Assigned task:
Each line of the data that includes "photo" must be copied.

(Stored records)
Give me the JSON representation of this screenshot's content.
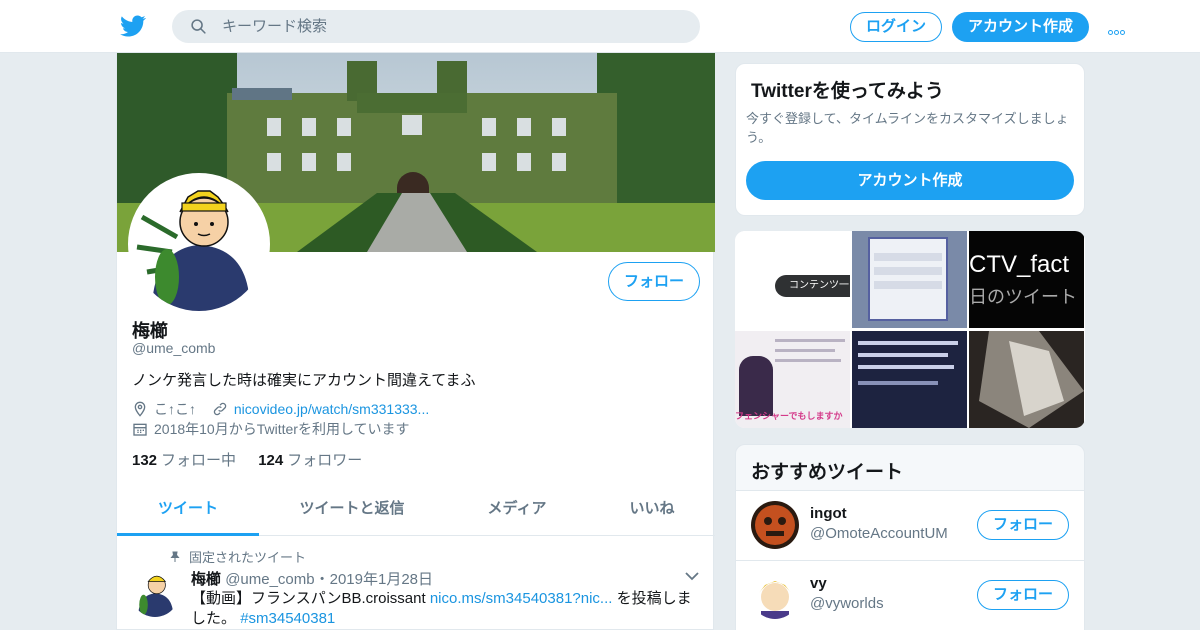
{
  "header": {
    "search_placeholder": "キーワード検索",
    "login_label": "ログイン",
    "signup_label": "アカウント作成"
  },
  "profile": {
    "name": "梅櫛",
    "handle": "@ume_comb",
    "follow_label": "フォロー",
    "bio": "ノンケ発言した時は確実にアカウント間違えてまふ",
    "location": "こ↑こ↑",
    "url": "nicovideo.jp/watch/sm331333...",
    "joined": "2018年10月からTwitterを利用しています",
    "following_count": "132",
    "following_label": "フォロー中",
    "followers_count": "124",
    "followers_label": "フォロワー"
  },
  "tabs": [
    {
      "label": "ツイート"
    },
    {
      "label": "ツイートと返信"
    },
    {
      "label": "メディア"
    },
    {
      "label": "いいね"
    }
  ],
  "pinned_tweet": {
    "pinned_label": "固定されたツイート",
    "author": "梅櫛",
    "handle": "@ume_comb",
    "date": "・2019年1月28日",
    "text_before": "【動画】フランスパンBB.croissant ",
    "link": "nico.ms/sm34540381?nic...",
    "text_after": " を投稿しました。",
    "hashtag": "#sm34540381"
  },
  "sidebar": {
    "try_title": "Twitterを使ってみよう",
    "try_desc": "今すぐ登録して、タイムラインをカスタマイズしましょう。",
    "try_button": "アカウント作成",
    "media_texts": {
      "content_list": "コンテンツ一覧",
      "ctv_fact": "CTV_fact",
      "daily_tweet": "日のツイート",
      "fencer": "フェンシャーでもしますか"
    },
    "recommended_title": "おすすめツイート",
    "recommended": [
      {
        "name": "ingot",
        "handle": "@OmoteAccountUM",
        "follow": "フォロー"
      },
      {
        "name": "vy",
        "handle": "@vyworlds",
        "follow": "フォロー"
      }
    ]
  },
  "colors": {
    "accent": "#1da1f2",
    "background": "#e6ecf0"
  }
}
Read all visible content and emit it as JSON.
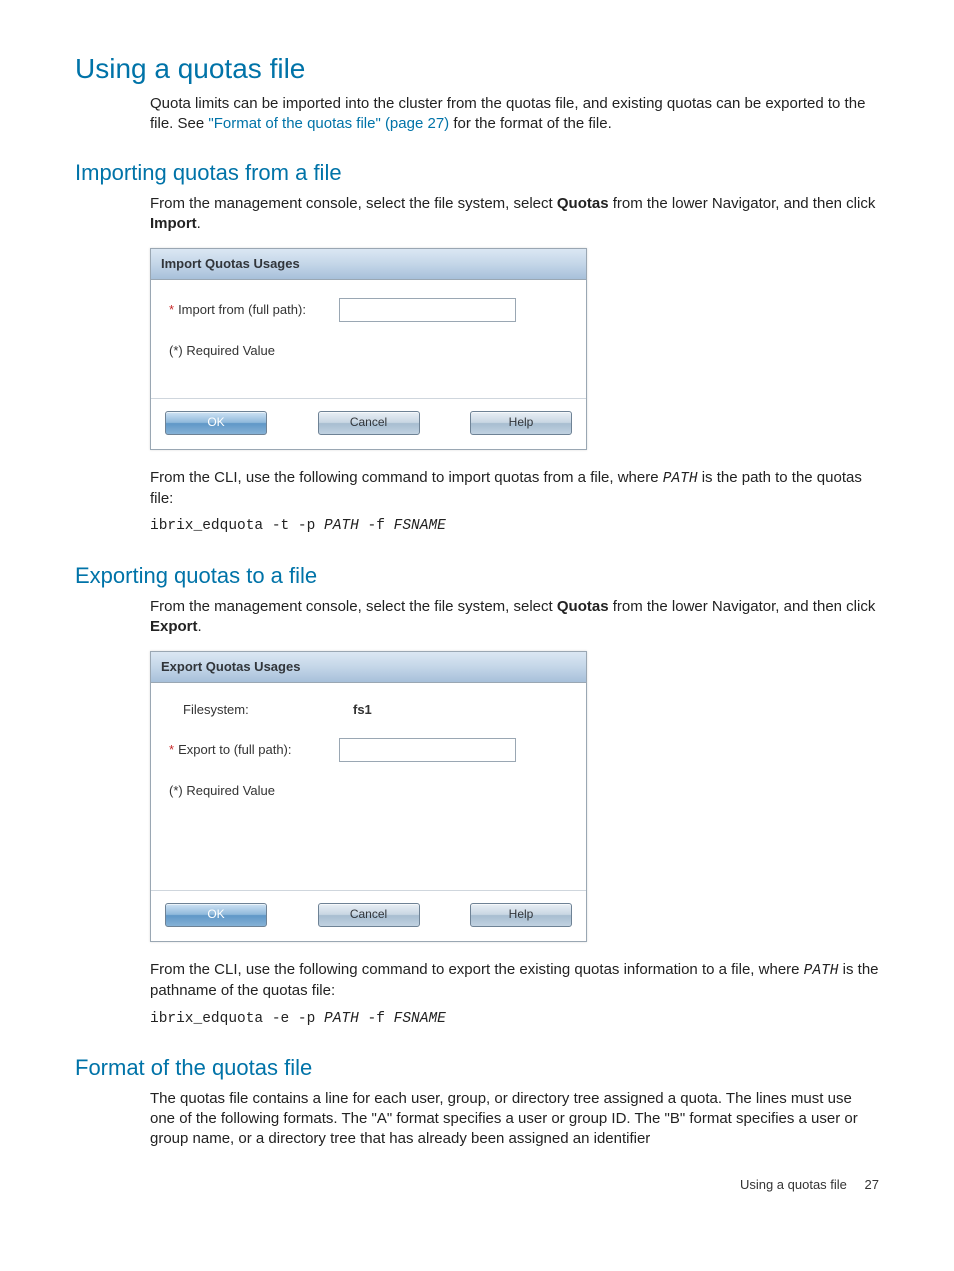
{
  "headings": {
    "h1": "Using a quotas file",
    "h2_import": "Importing quotas from a file",
    "h2_export": "Exporting quotas to a file",
    "h2_format": "Format of the quotas file"
  },
  "paragraphs": {
    "intro_pre": "Quota limits can be imported into the cluster from the quotas file, and existing quotas can be exported to the file. See ",
    "intro_link": "\"Format of the quotas file\" (page 27)",
    "intro_post": " for the format of the file.",
    "import_p_pre": "From the management console, select the file system, select ",
    "import_p_quotas": "Quotas",
    "import_p_mid": " from the lower Navigator, and then click ",
    "import_p_import": "Import",
    "period": ".",
    "import_cli_pre": "From the CLI, use the following command to import quotas from a file, where ",
    "import_cli_path": "PATH",
    "import_cli_post": " is the path to the quotas file:",
    "export_p_pre": "From the management console, select the file system, select ",
    "export_p_quotas": "Quotas",
    "export_p_mid": " from the lower Navigator, and then click ",
    "export_p_export": "Export",
    "export_cli_pre": "From the CLI, use the following command to export the existing quotas information to a file, where ",
    "export_cli_path": "PATH",
    "export_cli_post": " is the pathname of the quotas file:",
    "format_p": "The quotas file contains a line for each user, group, or directory tree assigned a quota. The lines must use one of the following formats. The \"A\" format specifies a user or group ID. The \"B\" format specifies a user or group name, or a directory tree that has already been assigned an identifier"
  },
  "commands": {
    "import_cmd_a": "ibrix_edquota -t -p ",
    "import_cmd_b": "PATH",
    "import_cmd_c": " -f ",
    "import_cmd_d": "FSNAME",
    "export_cmd_a": "ibrix_edquota -e -p ",
    "export_cmd_b": "PATH",
    "export_cmd_c": " -f ",
    "export_cmd_d": "FSNAME"
  },
  "dialogs": {
    "import": {
      "title": "Import Quotas Usages",
      "label_from": "Import from (full path):",
      "required": "(*) Required Value",
      "ok": "OK",
      "cancel": "Cancel",
      "help": "Help"
    },
    "export": {
      "title": "Export Quotas Usages",
      "label_fs": "Filesystem:",
      "value_fs": "fs1",
      "label_to": "Export to (full path):",
      "required": "(*) Required Value",
      "ok": "OK",
      "cancel": "Cancel",
      "help": "Help"
    }
  },
  "footer": {
    "text": "Using a quotas file",
    "page": "27"
  }
}
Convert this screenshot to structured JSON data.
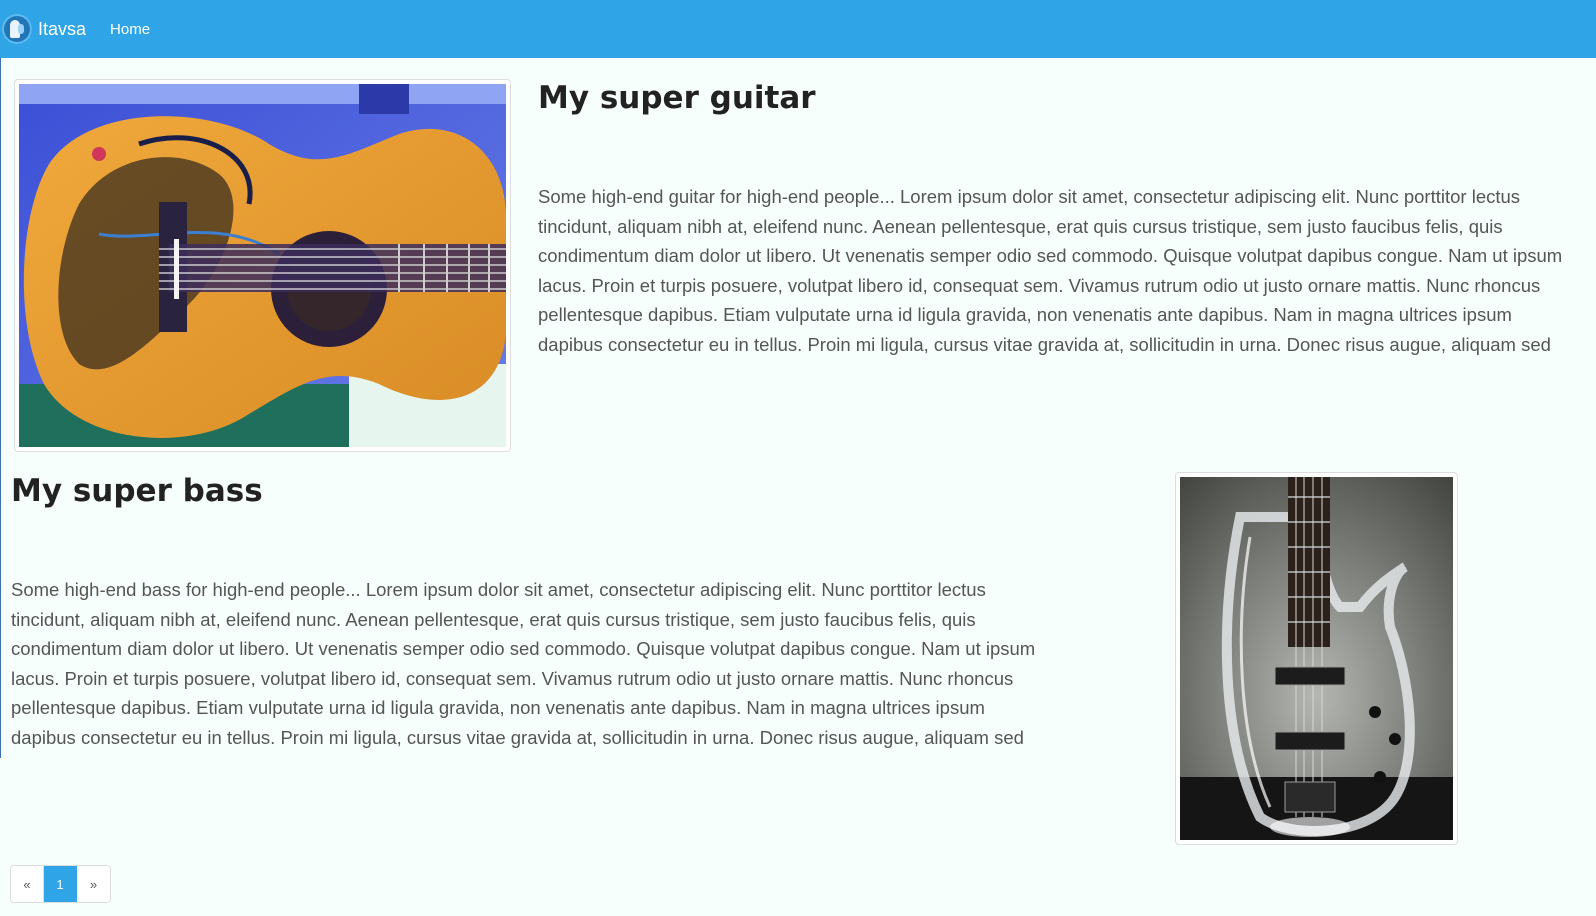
{
  "navbar": {
    "brand": "Itavsa",
    "links": [
      {
        "label": "Home"
      }
    ]
  },
  "products": [
    {
      "title": "My super guitar",
      "description": "Some high-end guitar for high-end people... Lorem ipsum dolor sit amet, consectetur adipiscing elit. Nunc porttitor lectus tincidunt, aliquam nibh at, eleifend nunc. Aenean pellentesque, erat quis cursus tristique, sem justo faucibus felis, quis condimentum diam dolor ut libero. Ut venenatis semper odio sed commodo. Quisque volutpat dapibus congue. Nam ut ipsum lacus. Proin et turpis posuere, volutpat libero id, consequat sem. Vivamus rutrum odio ut justo ornare mattis. Nunc rhoncus pellentesque dapibus. Etiam vulputate urna id ligula gravida, non venenatis ante dapibus. Nam in magna ultrices ipsum dapibus consectetur eu in tellus. Proin mi ligula, cursus vitae gravida at, sollicitudin in urna. Donec risus augue, aliquam sed pharetra et, faucibus id eros.",
      "image_icon": "guitar-photo"
    },
    {
      "title": "My super bass",
      "description": "Some high-end bass for high-end people... Lorem ipsum dolor sit amet, consectetur adipiscing elit. Nunc porttitor lectus tincidunt, aliquam nibh at, eleifend nunc. Aenean pellentesque, erat quis cursus tristique, sem justo faucibus felis, quis condimentum diam dolor ut libero. Ut venenatis semper odio sed commodo. Quisque volutpat dapibus congue. Nam ut ipsum lacus. Proin et turpis posuere, volutpat libero id, consequat sem. Vivamus rutrum odio ut justo ornare mattis. Nunc rhoncus pellentesque dapibus. Etiam vulputate urna id ligula gravida, non venenatis ante dapibus. Nam in magna ultrices ipsum dapibus consectetur eu in tellus. Proin mi ligula, cursus vitae gravida at, sollicitudin in urna. Donec risus augue, aliquam sed pharetra et, faucibus id eros.",
      "image_icon": "bass-photo"
    }
  ],
  "pagination": {
    "prev": "«",
    "current": "1",
    "next": "»"
  },
  "colors": {
    "navbar": "#2fa4e7",
    "background": "#f7fffd",
    "active_page": "#2fa4e7"
  }
}
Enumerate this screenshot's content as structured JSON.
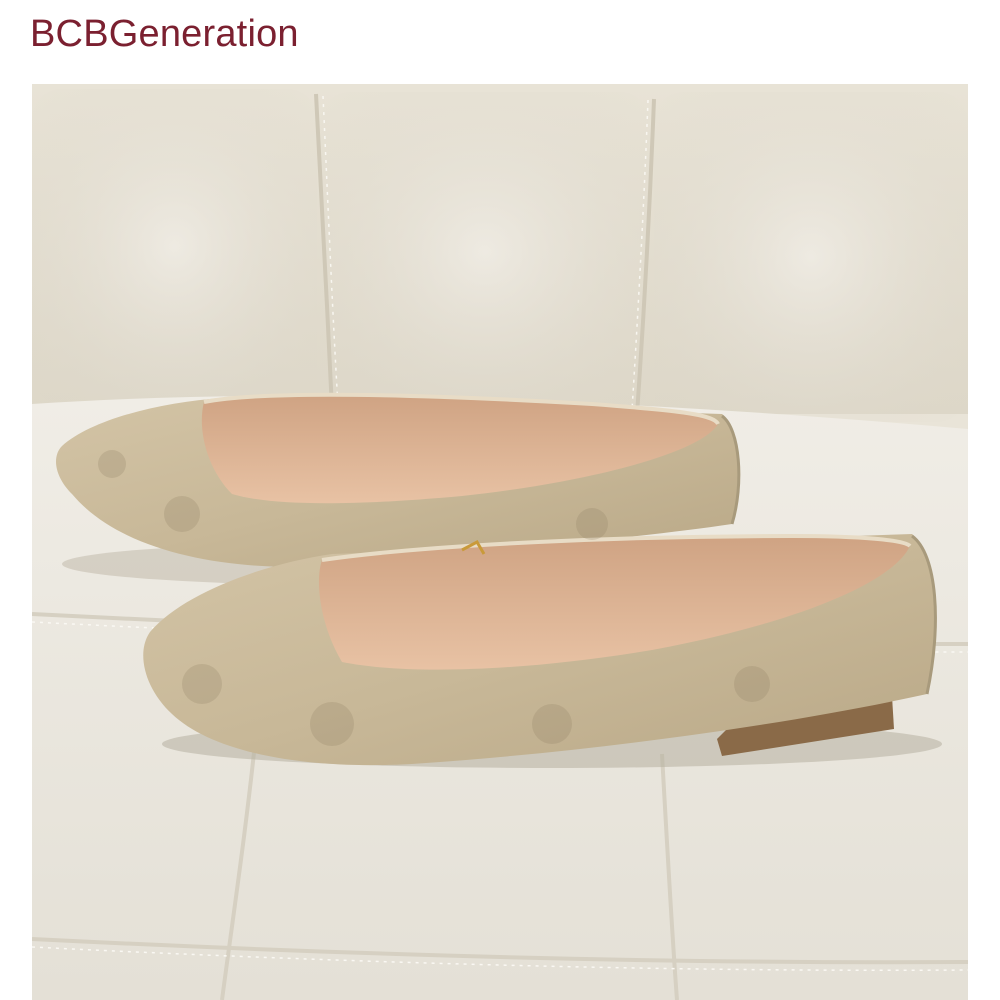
{
  "header": {
    "brand_label": "BCBGeneration"
  },
  "product_image": {
    "icon": "product-photo"
  },
  "colors": {
    "brand": "#7b2030",
    "background": "#ffffff"
  }
}
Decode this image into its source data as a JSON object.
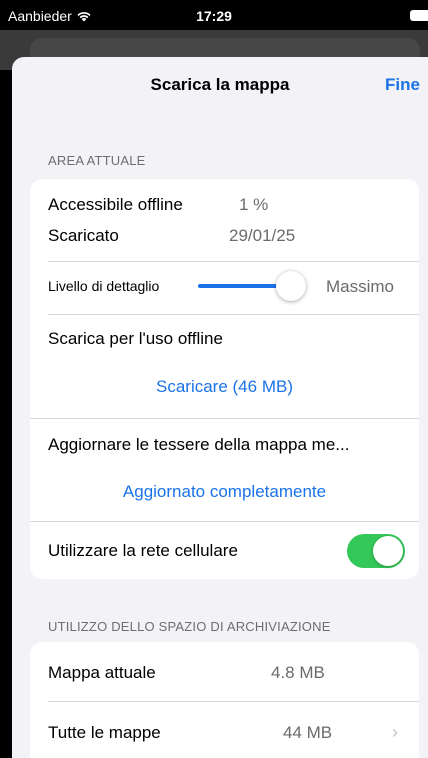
{
  "status_bar": {
    "carrier": "Aanbieder",
    "time": "17:29"
  },
  "nav": {
    "title": "Scarica la mappa",
    "done_label": "Fine"
  },
  "current_area": {
    "section_title": "AREA ATTUALE",
    "offline_label": "Accessibile offline",
    "offline_value": "1 %",
    "downloaded_label": "Scaricato",
    "downloaded_value": "29/01/25",
    "detail_label": "Livello di dettaglio",
    "detail_value": "Massimo",
    "detail_level_fraction": 0.85,
    "offline_use_label": "Scarica per l'uso offline",
    "download_action": "Scaricare (46 MB)",
    "update_tiles_label": "Aggiornare le tessere della mappa me...",
    "update_status": "Aggiornato completamente",
    "cellular_label": "Utilizzare la rete cellulare",
    "cellular_enabled": true
  },
  "storage": {
    "section_title": "UTILIZZO DELLO SPAZIO DI ARCHIVIAZIONE",
    "current_map_label": "Mappa attuale",
    "current_map_value": "4.8 MB",
    "all_maps_label": "Tutte le mappe",
    "all_maps_value": "44 MB"
  },
  "colors": {
    "accent": "#1a73e8",
    "toggle_on": "#34c759",
    "background": "#f2f2f7"
  },
  "icons": [
    "wifi-icon",
    "battery-icon",
    "chevron-right-icon"
  ]
}
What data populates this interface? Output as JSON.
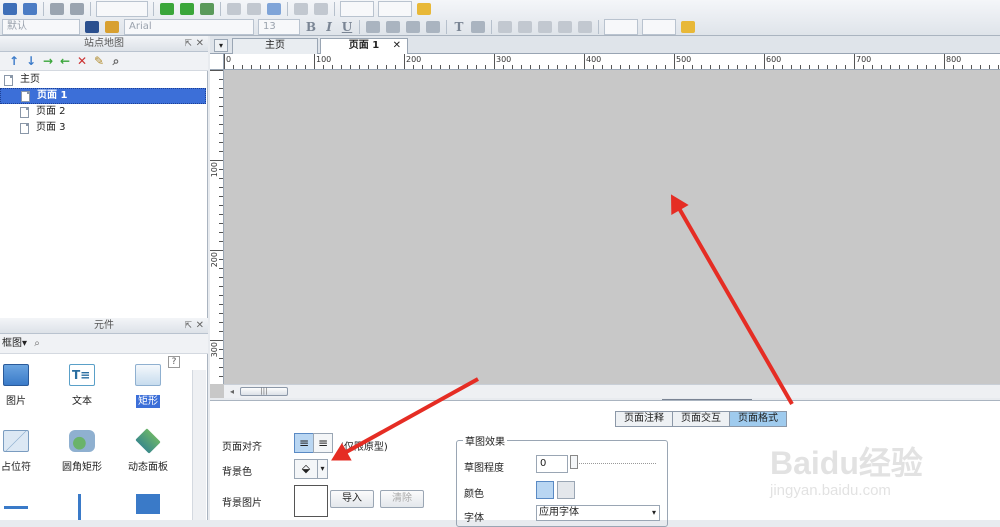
{
  "toolbar": {
    "font_style": "默认",
    "font_family": "Arial",
    "font_size": "13"
  },
  "sitemap": {
    "title": "站点地图",
    "tree": [
      {
        "label": "主页"
      },
      {
        "label": "页面 1",
        "selected": true
      },
      {
        "label": "页面 2"
      },
      {
        "label": "页面 3"
      }
    ]
  },
  "widgets": {
    "title": "元件",
    "library": "框图",
    "help": "?",
    "items": [
      {
        "label": "图片",
        "icon": "image-icon"
      },
      {
        "label": "文本",
        "icon": "text-icon"
      },
      {
        "label": "矩形",
        "icon": "rectangle-icon",
        "selected": true
      },
      {
        "label": "占位符",
        "icon": "placeholder-icon"
      },
      {
        "label": "圆角矩形",
        "icon": "rounded-rect-icon"
      },
      {
        "label": "动态面板",
        "icon": "dynamic-panel-icon"
      }
    ]
  },
  "tabs": [
    {
      "label": "主页"
    },
    {
      "label": "页面 1",
      "active": true
    }
  ],
  "rulers": {
    "top": [
      "0",
      "100",
      "200",
      "300",
      "400",
      "500",
      "600",
      "700",
      "800"
    ],
    "left": [
      "100",
      "200",
      "300"
    ]
  },
  "properties": {
    "tabs": [
      {
        "label": "页面注释"
      },
      {
        "label": "页面交互"
      },
      {
        "label": "页面格式",
        "active": true
      }
    ],
    "page_align_label": "页面对齐",
    "page_align_note": "(仅限原型)",
    "bg_color_label": "背景色",
    "bg_image_label": "背景图片",
    "import_button": "导入",
    "clear_button": "清除",
    "sketch": {
      "title": "草图效果",
      "level_label": "草图程度",
      "level_value": "0",
      "color_label": "颜色",
      "font_label": "字体",
      "font_value": "应用字体"
    }
  },
  "watermark": {
    "brand": "Baidu经验",
    "url": "jingyan.baidu.com"
  },
  "colors": {
    "selection": "#3c6fd8",
    "annotation_arrow": "#e52d24",
    "active_tab": "#9fcbee"
  }
}
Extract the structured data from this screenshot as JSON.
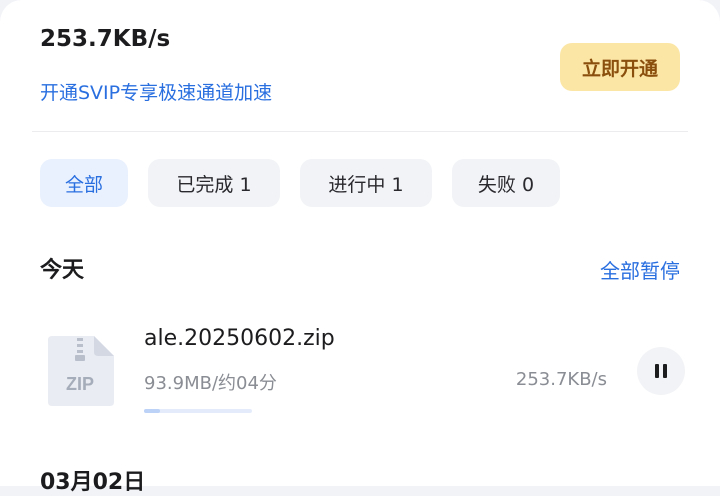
{
  "header": {
    "speed": "253.7KB/s",
    "svip_promo": "开通SVIP专享极速通道加速",
    "open_button": "立即开通"
  },
  "tabs": [
    {
      "label": "全部",
      "active": true
    },
    {
      "label": "已完成 1",
      "active": false
    },
    {
      "label": "进行中 1",
      "active": false
    },
    {
      "label": "失败 0",
      "active": false
    }
  ],
  "sections": {
    "today_label": "今天",
    "pause_all": "全部暂停",
    "next_date_label": "03月02日"
  },
  "download": {
    "file_name": "ale.20250602.zip",
    "icon_label": "ZIP",
    "size_eta": "93.9MB/约04分",
    "speed": "253.7KB/s",
    "progress_percent": 15
  },
  "colors": {
    "accent": "#2a6fe0",
    "vip_button_bg": "#fce6a6",
    "vip_button_text": "#8a4f0c"
  },
  "icons": {
    "file": "zip-file-icon",
    "pause": "pause-icon"
  }
}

Written response:
      "image_icon": "guitar-photo"
      "image_icon": "bass-photo"
    "icon": "product-photo"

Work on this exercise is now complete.